[Start of Attachment]

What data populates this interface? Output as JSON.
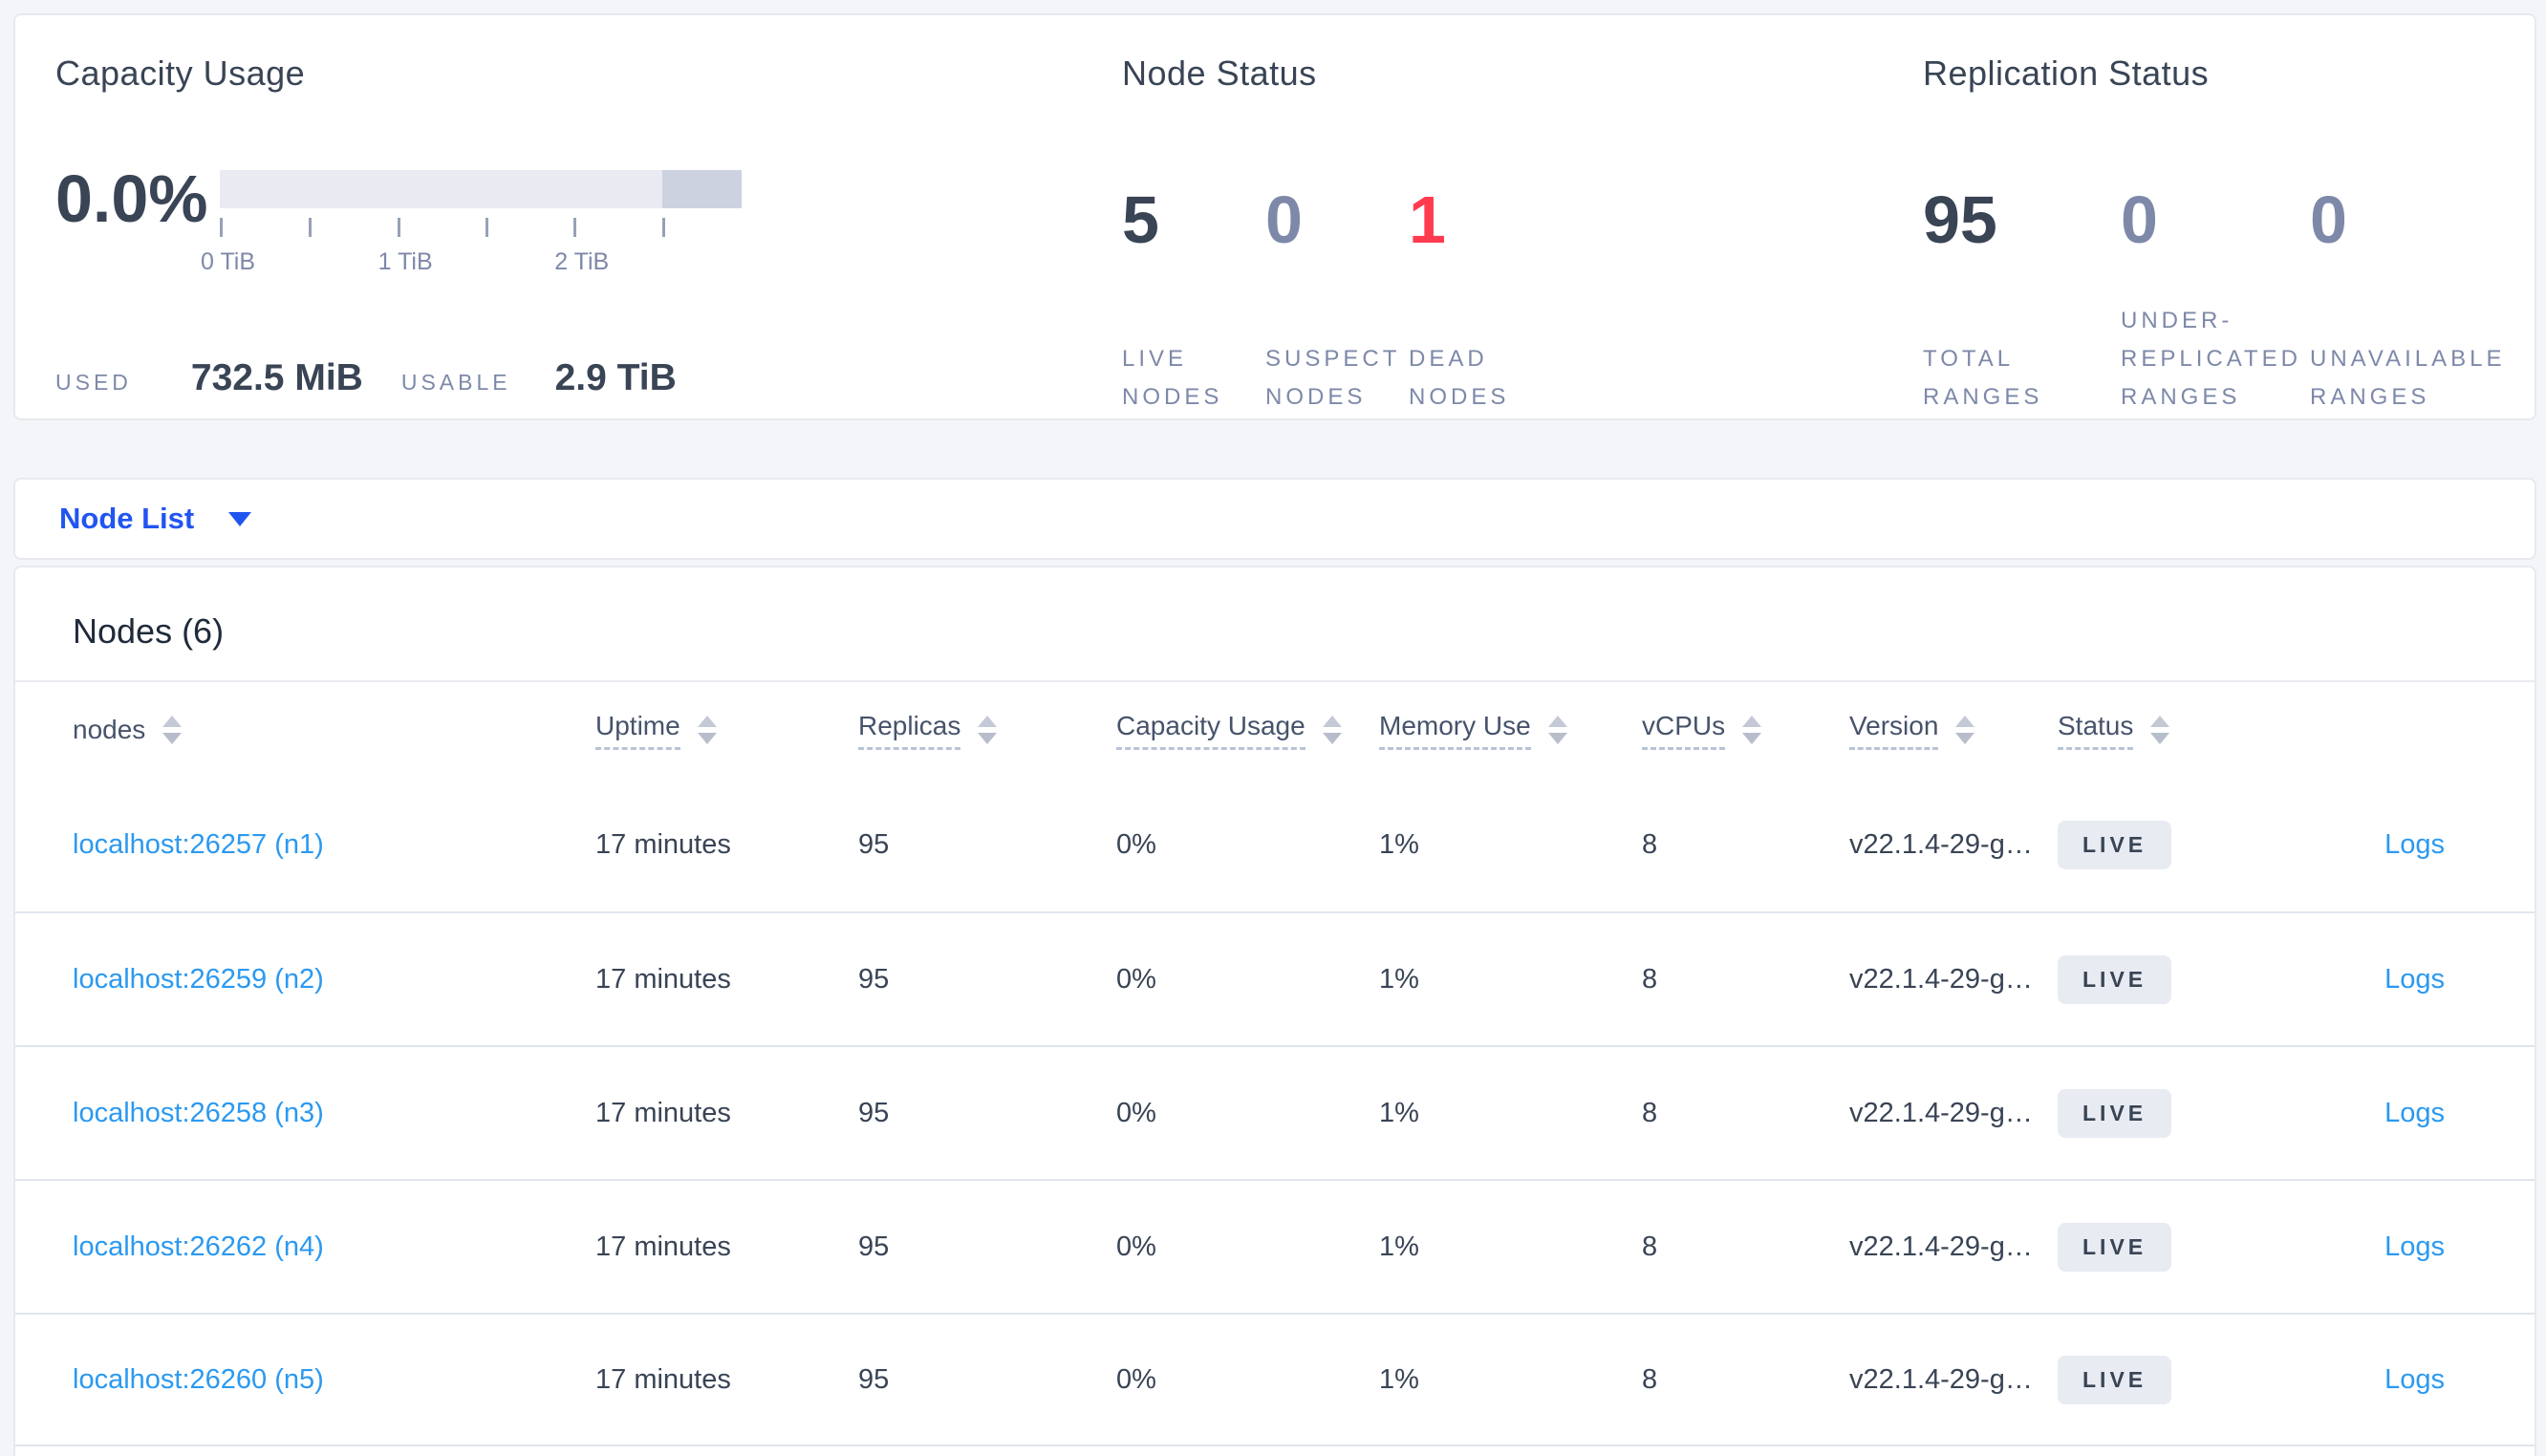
{
  "capacity": {
    "title": "Capacity Usage",
    "percent": "0.0%",
    "bar": {
      "track_color": "#e9eaf2",
      "used_segment_color": "#cdd2e0",
      "segment_start_pct": 84.8
    },
    "ticks": [
      {
        "label": "0 TiB",
        "pos_pct": 0
      },
      {
        "label": "",
        "pos_pct": 17
      },
      {
        "label": "1 TiB",
        "pos_pct": 34
      },
      {
        "label": "",
        "pos_pct": 50.9
      },
      {
        "label": "2 TiB",
        "pos_pct": 67.8
      },
      {
        "label": "",
        "pos_pct": 84.8
      }
    ],
    "used_label": "USED",
    "used_value": "732.5 MiB",
    "usable_label": "USABLE",
    "usable_value": "2.9 TiB"
  },
  "node_status": {
    "title": "Node Status",
    "stats": [
      {
        "value": "5",
        "label": "LIVE\nNODES",
        "color": "#394455",
        "width": "w150"
      },
      {
        "value": "0",
        "label": "SUSPECT\nNODES",
        "color": "#7e89a9",
        "width": "w150"
      },
      {
        "value": "1",
        "label": "DEAD\nNODES",
        "color": "#ff3b4f",
        "width": "w150"
      }
    ]
  },
  "replication_status": {
    "title": "Replication Status",
    "stats": [
      {
        "value": "95",
        "label": "TOTAL\nRANGES",
        "color": "#394455",
        "width": "w207"
      },
      {
        "value": "0",
        "label": "UNDER-\nREPLICATED\nRANGES",
        "color": "#7e89a9",
        "width": "w198"
      },
      {
        "value": "0",
        "label": "UNAVAILABLE\nRANGES",
        "color": "#7e89a9",
        "width": "w230"
      }
    ]
  },
  "node_list": {
    "label": "Node List"
  },
  "nodes_table": {
    "heading": "Nodes (6)",
    "columns": [
      {
        "key": "node",
        "label": "nodes",
        "underline": false
      },
      {
        "key": "uptime",
        "label": "Uptime",
        "underline": true
      },
      {
        "key": "replicas",
        "label": "Replicas",
        "underline": true
      },
      {
        "key": "capacity",
        "label": "Capacity Usage",
        "underline": true
      },
      {
        "key": "memory",
        "label": "Memory Use",
        "underline": true
      },
      {
        "key": "vcpus",
        "label": "vCPUs",
        "underline": true
      },
      {
        "key": "version",
        "label": "Version",
        "underline": true
      },
      {
        "key": "status",
        "label": "Status",
        "underline": true
      }
    ],
    "logs_label": "Logs",
    "rows": [
      {
        "node": "localhost:26257 (n1)",
        "uptime": "17 minutes",
        "replicas": "95",
        "capacity": "0%",
        "memory": "1%",
        "vcpus": "8",
        "version": "v22.1.4-29-g…",
        "status": "LIVE"
      },
      {
        "node": "localhost:26259 (n2)",
        "uptime": "17 minutes",
        "replicas": "95",
        "capacity": "0%",
        "memory": "1%",
        "vcpus": "8",
        "version": "v22.1.4-29-g…",
        "status": "LIVE"
      },
      {
        "node": "localhost:26258 (n3)",
        "uptime": "17 minutes",
        "replicas": "95",
        "capacity": "0%",
        "memory": "1%",
        "vcpus": "8",
        "version": "v22.1.4-29-g…",
        "status": "LIVE"
      },
      {
        "node": "localhost:26262 (n4)",
        "uptime": "17 minutes",
        "replicas": "95",
        "capacity": "0%",
        "memory": "1%",
        "vcpus": "8",
        "version": "v22.1.4-29-g…",
        "status": "LIVE"
      },
      {
        "node": "localhost:26260 (n5)",
        "uptime": "17 minutes",
        "replicas": "95",
        "capacity": "0%",
        "memory": "1%",
        "vcpus": "8",
        "version": "v22.1.4-29-g…",
        "status": "LIVE"
      }
    ]
  }
}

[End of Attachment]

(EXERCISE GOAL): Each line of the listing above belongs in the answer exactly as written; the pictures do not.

(ANSWER SECTION):
What data populates this interface? Output as JSON.
{
  "capacity": {
    "title": "Capacity Usage",
    "percent": "0.0%",
    "bar": {
      "track_color": "#e9eaf2",
      "used_segment_color": "#cdd2e0",
      "segment_start_pct": 84.8
    },
    "ticks": [
      {
        "label": "0 TiB",
        "pos_pct": 0
      },
      {
        "label": "",
        "pos_pct": 17
      },
      {
        "label": "1 TiB",
        "pos_pct": 34
      },
      {
        "label": "",
        "pos_pct": 50.9
      },
      {
        "label": "2 TiB",
        "pos_pct": 67.8
      },
      {
        "label": "",
        "pos_pct": 84.8
      }
    ],
    "used_label": "USED",
    "used_value": "732.5 MiB",
    "usable_label": "USABLE",
    "usable_value": "2.9 TiB"
  },
  "node_status": {
    "title": "Node Status",
    "stats": [
      {
        "value": "5",
        "label": "LIVE\nNODES",
        "color": "#394455",
        "width": "w150"
      },
      {
        "value": "0",
        "label": "SUSPECT\nNODES",
        "color": "#7e89a9",
        "width": "w150"
      },
      {
        "value": "1",
        "label": "DEAD\nNODES",
        "color": "#ff3b4f",
        "width": "w150"
      }
    ]
  },
  "replication_status": {
    "title": "Replication Status",
    "stats": [
      {
        "value": "95",
        "label": "TOTAL\nRANGES",
        "color": "#394455",
        "width": "w207"
      },
      {
        "value": "0",
        "label": "UNDER-\nREPLICATED\nRANGES",
        "color": "#7e89a9",
        "width": "w198"
      },
      {
        "value": "0",
        "label": "UNAVAILABLE\nRANGES",
        "color": "#7e89a9",
        "width": "w230"
      }
    ]
  },
  "node_list": {
    "label": "Node List"
  },
  "nodes_table": {
    "heading": "Nodes (6)",
    "columns": [
      {
        "key": "node",
        "label": "nodes",
        "underline": false
      },
      {
        "key": "uptime",
        "label": "Uptime",
        "underline": true
      },
      {
        "key": "replicas",
        "label": "Replicas",
        "underline": true
      },
      {
        "key": "capacity",
        "label": "Capacity Usage",
        "underline": true
      },
      {
        "key": "memory",
        "label": "Memory Use",
        "underline": true
      },
      {
        "key": "vcpus",
        "label": "vCPUs",
        "underline": true
      },
      {
        "key": "version",
        "label": "Version",
        "underline": true
      },
      {
        "key": "status",
        "label": "Status",
        "underline": true
      }
    ],
    "logs_label": "Logs",
    "rows": [
      {
        "node": "localhost:26257 (n1)",
        "uptime": "17 minutes",
        "replicas": "95",
        "capacity": "0%",
        "memory": "1%",
        "vcpus": "8",
        "version": "v22.1.4-29-g…",
        "status": "LIVE"
      },
      {
        "node": "localhost:26259 (n2)",
        "uptime": "17 minutes",
        "replicas": "95",
        "capacity": "0%",
        "memory": "1%",
        "vcpus": "8",
        "version": "v22.1.4-29-g…",
        "status": "LIVE"
      },
      {
        "node": "localhost:26258 (n3)",
        "uptime": "17 minutes",
        "replicas": "95",
        "capacity": "0%",
        "memory": "1%",
        "vcpus": "8",
        "version": "v22.1.4-29-g…",
        "status": "LIVE"
      },
      {
        "node": "localhost:26262 (n4)",
        "uptime": "17 minutes",
        "replicas": "95",
        "capacity": "0%",
        "memory": "1%",
        "vcpus": "8",
        "version": "v22.1.4-29-g…",
        "status": "LIVE"
      },
      {
        "node": "localhost:26260 (n5)",
        "uptime": "17 minutes",
        "replicas": "95",
        "capacity": "0%",
        "memory": "1%",
        "vcpus": "8",
        "version": "v22.1.4-29-g…",
        "status": "LIVE"
      }
    ]
  }
}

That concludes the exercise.